> **Task objective**
Answer with one figure only, the number of lines below in which "detail" occurs.

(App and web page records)

________

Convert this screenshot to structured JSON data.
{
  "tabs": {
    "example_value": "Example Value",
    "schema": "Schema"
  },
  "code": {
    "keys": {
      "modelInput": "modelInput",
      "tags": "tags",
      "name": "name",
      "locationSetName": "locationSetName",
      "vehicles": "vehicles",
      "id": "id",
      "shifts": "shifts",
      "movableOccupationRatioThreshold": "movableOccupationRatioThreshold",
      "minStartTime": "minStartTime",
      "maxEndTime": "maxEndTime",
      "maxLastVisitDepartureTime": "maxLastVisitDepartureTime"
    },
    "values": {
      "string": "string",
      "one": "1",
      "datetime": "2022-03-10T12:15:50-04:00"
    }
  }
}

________

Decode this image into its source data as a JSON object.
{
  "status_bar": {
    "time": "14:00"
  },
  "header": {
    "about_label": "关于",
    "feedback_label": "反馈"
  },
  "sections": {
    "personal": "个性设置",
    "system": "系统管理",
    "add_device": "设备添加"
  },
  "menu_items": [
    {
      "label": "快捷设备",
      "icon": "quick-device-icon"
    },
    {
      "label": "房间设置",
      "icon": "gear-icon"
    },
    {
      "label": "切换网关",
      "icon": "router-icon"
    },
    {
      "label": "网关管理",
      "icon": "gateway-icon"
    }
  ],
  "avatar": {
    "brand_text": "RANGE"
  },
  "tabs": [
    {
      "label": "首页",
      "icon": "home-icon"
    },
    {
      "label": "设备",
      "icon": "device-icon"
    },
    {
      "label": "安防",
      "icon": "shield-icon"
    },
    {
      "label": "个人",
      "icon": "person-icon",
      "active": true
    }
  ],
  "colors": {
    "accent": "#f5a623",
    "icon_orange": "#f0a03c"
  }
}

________

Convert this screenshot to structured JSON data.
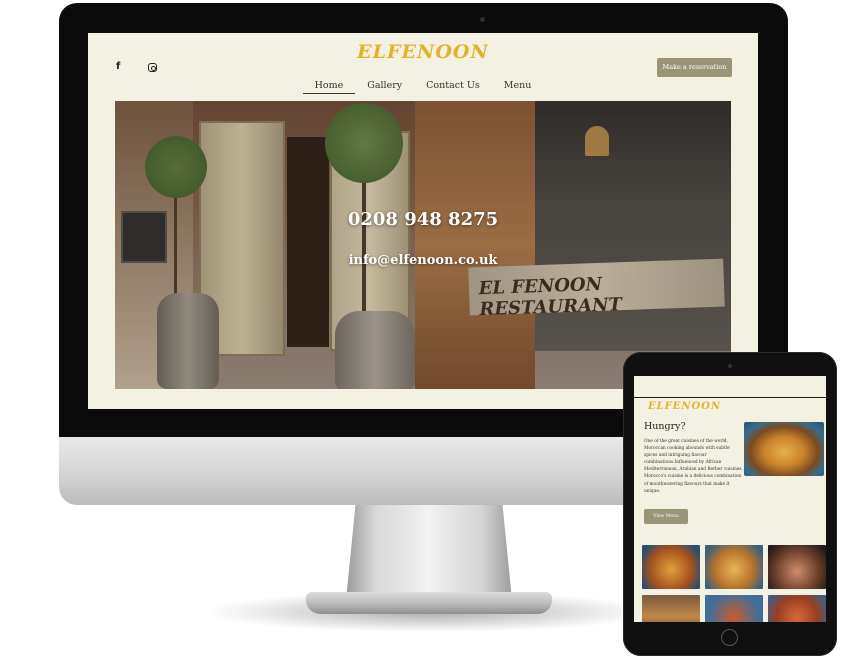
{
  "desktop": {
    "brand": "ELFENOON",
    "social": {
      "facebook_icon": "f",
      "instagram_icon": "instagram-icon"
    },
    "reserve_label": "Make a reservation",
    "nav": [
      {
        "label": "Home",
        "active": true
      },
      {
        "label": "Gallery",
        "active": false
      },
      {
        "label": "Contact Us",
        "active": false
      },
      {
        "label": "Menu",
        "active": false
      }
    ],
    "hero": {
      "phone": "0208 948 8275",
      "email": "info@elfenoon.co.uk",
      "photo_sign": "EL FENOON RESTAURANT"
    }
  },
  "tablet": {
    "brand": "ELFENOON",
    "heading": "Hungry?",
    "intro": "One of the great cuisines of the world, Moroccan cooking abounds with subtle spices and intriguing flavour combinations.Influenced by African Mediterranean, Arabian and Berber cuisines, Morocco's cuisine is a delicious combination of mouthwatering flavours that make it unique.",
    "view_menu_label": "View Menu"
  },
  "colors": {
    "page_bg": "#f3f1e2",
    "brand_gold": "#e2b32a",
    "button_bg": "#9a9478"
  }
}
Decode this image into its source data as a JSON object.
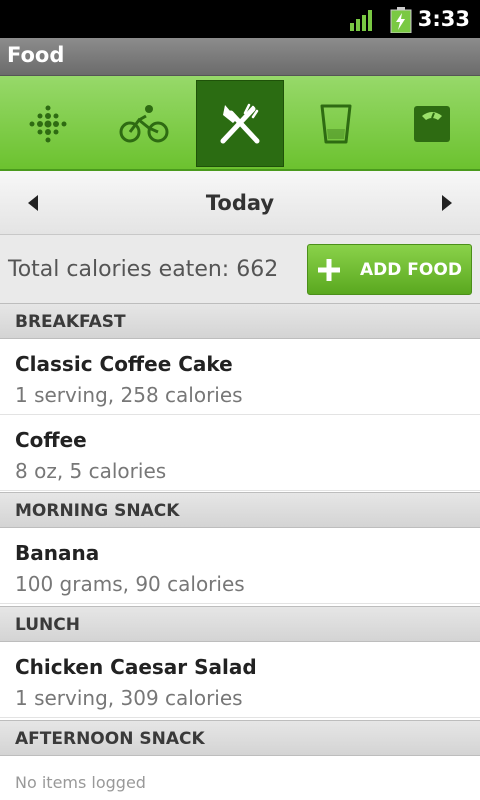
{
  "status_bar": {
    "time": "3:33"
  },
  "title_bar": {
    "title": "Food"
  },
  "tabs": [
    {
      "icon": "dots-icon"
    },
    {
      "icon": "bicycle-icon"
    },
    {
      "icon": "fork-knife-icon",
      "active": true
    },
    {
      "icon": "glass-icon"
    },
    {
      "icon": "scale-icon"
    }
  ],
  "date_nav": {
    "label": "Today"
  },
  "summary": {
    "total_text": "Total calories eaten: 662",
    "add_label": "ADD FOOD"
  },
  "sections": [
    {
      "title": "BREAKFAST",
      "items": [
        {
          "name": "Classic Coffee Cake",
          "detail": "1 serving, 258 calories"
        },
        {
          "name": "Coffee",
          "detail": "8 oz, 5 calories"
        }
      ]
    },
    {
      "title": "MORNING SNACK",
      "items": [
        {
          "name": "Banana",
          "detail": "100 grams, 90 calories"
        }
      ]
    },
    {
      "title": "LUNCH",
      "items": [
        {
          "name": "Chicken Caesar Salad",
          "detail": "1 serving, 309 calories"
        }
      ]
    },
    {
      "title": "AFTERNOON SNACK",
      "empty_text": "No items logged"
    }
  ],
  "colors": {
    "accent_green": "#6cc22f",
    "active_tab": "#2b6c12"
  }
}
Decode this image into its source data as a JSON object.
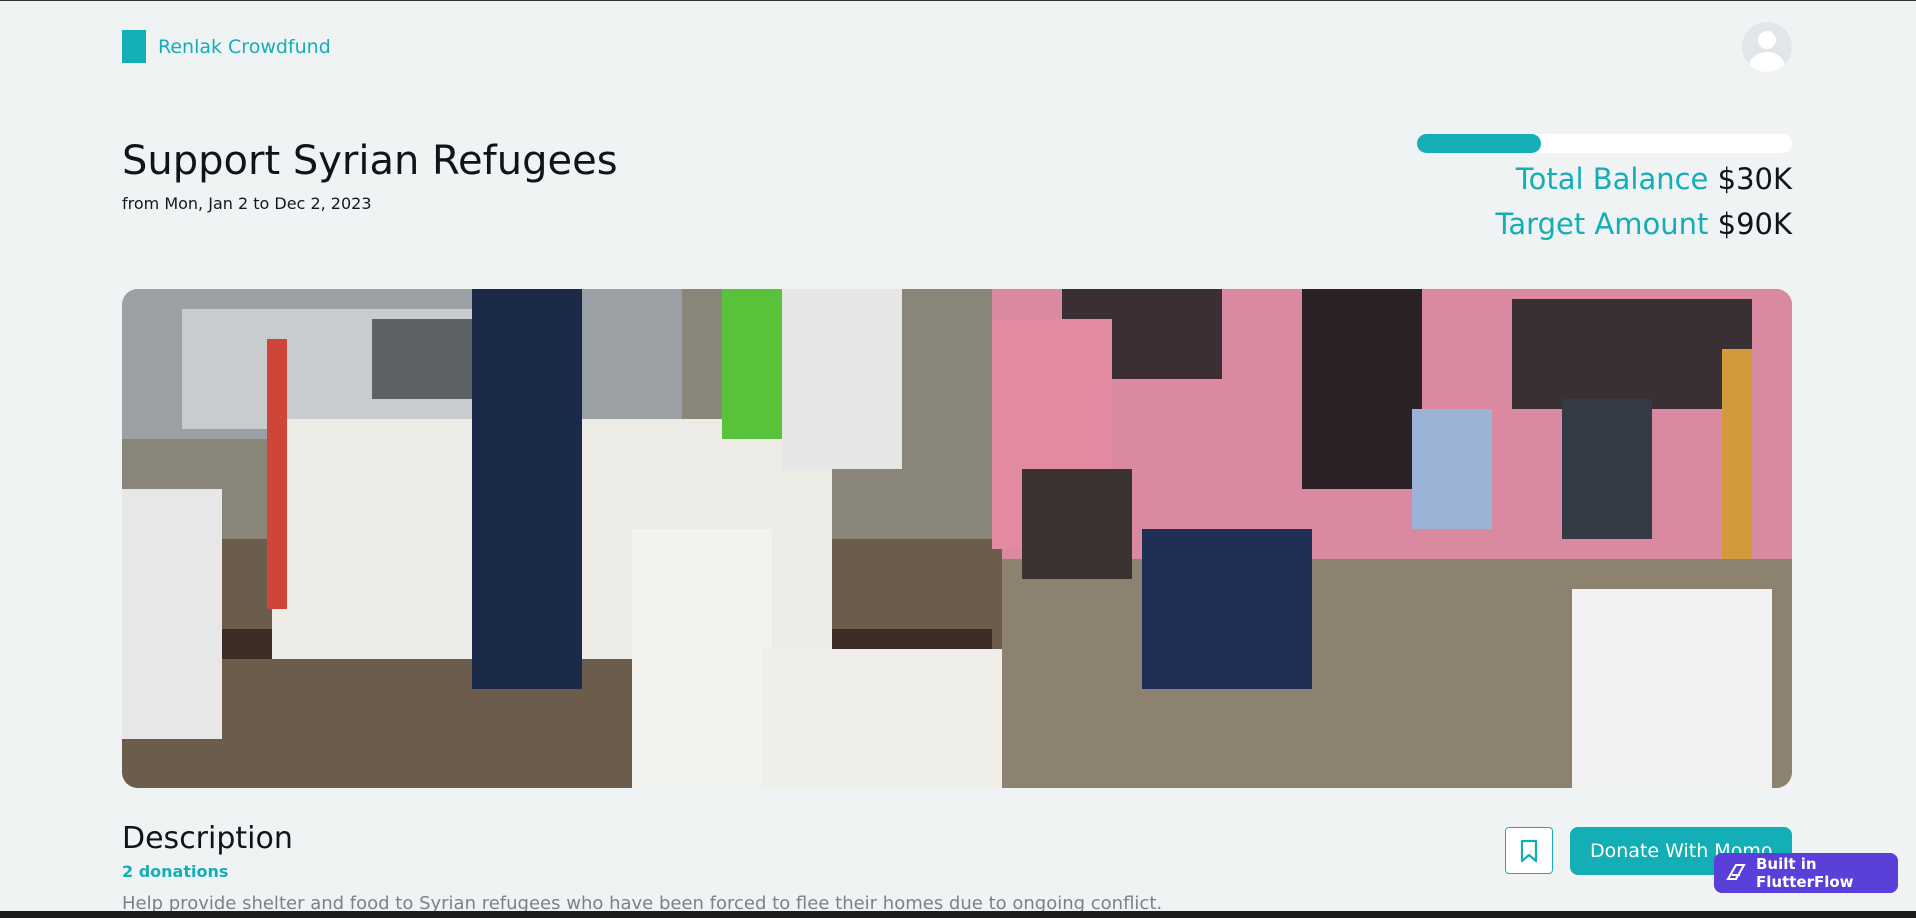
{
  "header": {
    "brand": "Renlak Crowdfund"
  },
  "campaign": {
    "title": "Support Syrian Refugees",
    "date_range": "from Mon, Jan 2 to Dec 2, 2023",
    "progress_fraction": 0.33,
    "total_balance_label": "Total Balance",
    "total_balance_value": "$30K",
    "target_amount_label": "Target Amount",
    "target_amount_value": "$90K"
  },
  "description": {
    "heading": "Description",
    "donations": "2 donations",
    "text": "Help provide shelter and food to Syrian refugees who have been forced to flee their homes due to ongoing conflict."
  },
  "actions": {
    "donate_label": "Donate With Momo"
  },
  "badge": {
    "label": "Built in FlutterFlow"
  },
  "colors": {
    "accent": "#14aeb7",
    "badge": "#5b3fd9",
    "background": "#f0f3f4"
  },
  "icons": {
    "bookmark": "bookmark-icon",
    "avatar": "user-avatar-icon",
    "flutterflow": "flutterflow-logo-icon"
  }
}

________

> **Problem solution**
4